EXERCISE DETAILS: Search the data for "amount". Each line containing it is to be copied.

Saved data entries
--------------------
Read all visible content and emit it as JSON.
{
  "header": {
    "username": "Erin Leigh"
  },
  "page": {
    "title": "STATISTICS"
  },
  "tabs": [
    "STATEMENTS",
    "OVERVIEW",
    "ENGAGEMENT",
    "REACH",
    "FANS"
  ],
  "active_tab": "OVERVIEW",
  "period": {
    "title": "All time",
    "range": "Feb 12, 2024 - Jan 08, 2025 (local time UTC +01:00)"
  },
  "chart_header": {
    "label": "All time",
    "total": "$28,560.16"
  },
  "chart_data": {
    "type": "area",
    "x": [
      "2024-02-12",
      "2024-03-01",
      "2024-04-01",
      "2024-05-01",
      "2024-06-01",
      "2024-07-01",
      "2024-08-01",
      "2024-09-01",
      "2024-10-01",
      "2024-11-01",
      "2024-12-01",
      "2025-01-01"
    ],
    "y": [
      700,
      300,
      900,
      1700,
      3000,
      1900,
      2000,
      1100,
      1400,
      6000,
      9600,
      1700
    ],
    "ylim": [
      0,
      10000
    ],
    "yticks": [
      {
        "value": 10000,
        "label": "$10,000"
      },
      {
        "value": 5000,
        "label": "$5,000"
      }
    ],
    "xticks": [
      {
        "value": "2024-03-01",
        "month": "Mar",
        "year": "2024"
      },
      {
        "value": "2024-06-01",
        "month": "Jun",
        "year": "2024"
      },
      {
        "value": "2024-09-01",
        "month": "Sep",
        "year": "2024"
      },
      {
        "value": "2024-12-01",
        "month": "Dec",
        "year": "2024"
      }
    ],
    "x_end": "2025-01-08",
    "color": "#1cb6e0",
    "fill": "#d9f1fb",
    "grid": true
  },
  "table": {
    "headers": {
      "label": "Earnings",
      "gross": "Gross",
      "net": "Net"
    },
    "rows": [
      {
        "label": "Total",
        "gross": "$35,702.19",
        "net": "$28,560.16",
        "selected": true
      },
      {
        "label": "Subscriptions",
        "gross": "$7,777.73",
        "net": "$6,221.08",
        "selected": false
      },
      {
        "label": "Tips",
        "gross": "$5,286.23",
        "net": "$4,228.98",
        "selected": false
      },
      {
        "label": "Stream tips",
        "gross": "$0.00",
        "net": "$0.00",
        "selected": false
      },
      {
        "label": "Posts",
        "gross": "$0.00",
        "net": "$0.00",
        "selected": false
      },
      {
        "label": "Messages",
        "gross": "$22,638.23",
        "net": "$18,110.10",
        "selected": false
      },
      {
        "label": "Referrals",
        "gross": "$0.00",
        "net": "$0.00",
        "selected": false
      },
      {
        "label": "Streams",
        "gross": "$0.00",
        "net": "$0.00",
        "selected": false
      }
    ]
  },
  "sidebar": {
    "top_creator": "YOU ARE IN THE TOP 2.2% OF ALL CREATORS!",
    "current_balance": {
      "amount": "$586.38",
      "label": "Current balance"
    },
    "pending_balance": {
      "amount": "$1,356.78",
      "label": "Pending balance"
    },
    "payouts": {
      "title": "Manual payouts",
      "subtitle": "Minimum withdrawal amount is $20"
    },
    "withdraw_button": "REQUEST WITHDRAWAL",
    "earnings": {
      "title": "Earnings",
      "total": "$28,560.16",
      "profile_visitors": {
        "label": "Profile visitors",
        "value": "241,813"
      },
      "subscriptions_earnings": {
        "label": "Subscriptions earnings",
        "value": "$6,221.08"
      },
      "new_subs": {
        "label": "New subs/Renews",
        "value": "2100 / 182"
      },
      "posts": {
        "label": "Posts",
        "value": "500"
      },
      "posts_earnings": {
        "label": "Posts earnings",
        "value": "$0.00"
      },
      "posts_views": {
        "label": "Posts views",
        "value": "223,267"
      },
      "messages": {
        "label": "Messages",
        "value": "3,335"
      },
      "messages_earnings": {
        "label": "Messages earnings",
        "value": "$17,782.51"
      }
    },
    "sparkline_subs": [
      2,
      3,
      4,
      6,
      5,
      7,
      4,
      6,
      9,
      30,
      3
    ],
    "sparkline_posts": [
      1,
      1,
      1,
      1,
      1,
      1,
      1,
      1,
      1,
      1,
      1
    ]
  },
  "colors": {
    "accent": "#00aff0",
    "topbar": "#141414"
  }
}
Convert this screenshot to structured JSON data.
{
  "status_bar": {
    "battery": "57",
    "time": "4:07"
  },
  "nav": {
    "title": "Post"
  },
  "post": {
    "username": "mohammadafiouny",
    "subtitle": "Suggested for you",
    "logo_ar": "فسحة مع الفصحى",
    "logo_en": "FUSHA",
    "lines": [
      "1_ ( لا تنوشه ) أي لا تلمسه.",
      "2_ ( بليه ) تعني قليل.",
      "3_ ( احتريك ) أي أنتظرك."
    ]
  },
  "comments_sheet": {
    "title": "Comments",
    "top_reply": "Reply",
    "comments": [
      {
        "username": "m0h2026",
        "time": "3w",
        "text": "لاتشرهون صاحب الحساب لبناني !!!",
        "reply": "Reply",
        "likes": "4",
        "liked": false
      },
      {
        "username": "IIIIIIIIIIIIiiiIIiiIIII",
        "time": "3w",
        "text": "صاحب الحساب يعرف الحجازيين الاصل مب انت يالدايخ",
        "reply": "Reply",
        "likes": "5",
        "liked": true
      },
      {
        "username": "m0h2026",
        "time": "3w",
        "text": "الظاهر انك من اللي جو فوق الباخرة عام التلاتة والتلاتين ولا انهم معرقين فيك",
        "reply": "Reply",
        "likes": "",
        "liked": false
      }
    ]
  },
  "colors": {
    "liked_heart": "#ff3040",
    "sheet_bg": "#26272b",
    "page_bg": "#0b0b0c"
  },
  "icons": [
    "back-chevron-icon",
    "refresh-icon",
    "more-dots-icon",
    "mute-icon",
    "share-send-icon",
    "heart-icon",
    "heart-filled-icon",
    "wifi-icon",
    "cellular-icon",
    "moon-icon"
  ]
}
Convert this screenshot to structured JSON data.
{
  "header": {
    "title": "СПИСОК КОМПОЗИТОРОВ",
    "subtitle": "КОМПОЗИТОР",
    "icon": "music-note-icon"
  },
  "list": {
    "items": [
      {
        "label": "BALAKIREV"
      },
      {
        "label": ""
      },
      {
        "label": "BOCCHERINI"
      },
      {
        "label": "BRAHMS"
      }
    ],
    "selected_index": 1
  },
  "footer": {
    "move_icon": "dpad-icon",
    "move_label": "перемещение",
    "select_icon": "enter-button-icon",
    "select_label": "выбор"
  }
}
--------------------
OUTPUT:
      "amount": "$586.38",
      "amount": "$1,356.78",
      "subtitle": "Minimum withdrawal amount is $20"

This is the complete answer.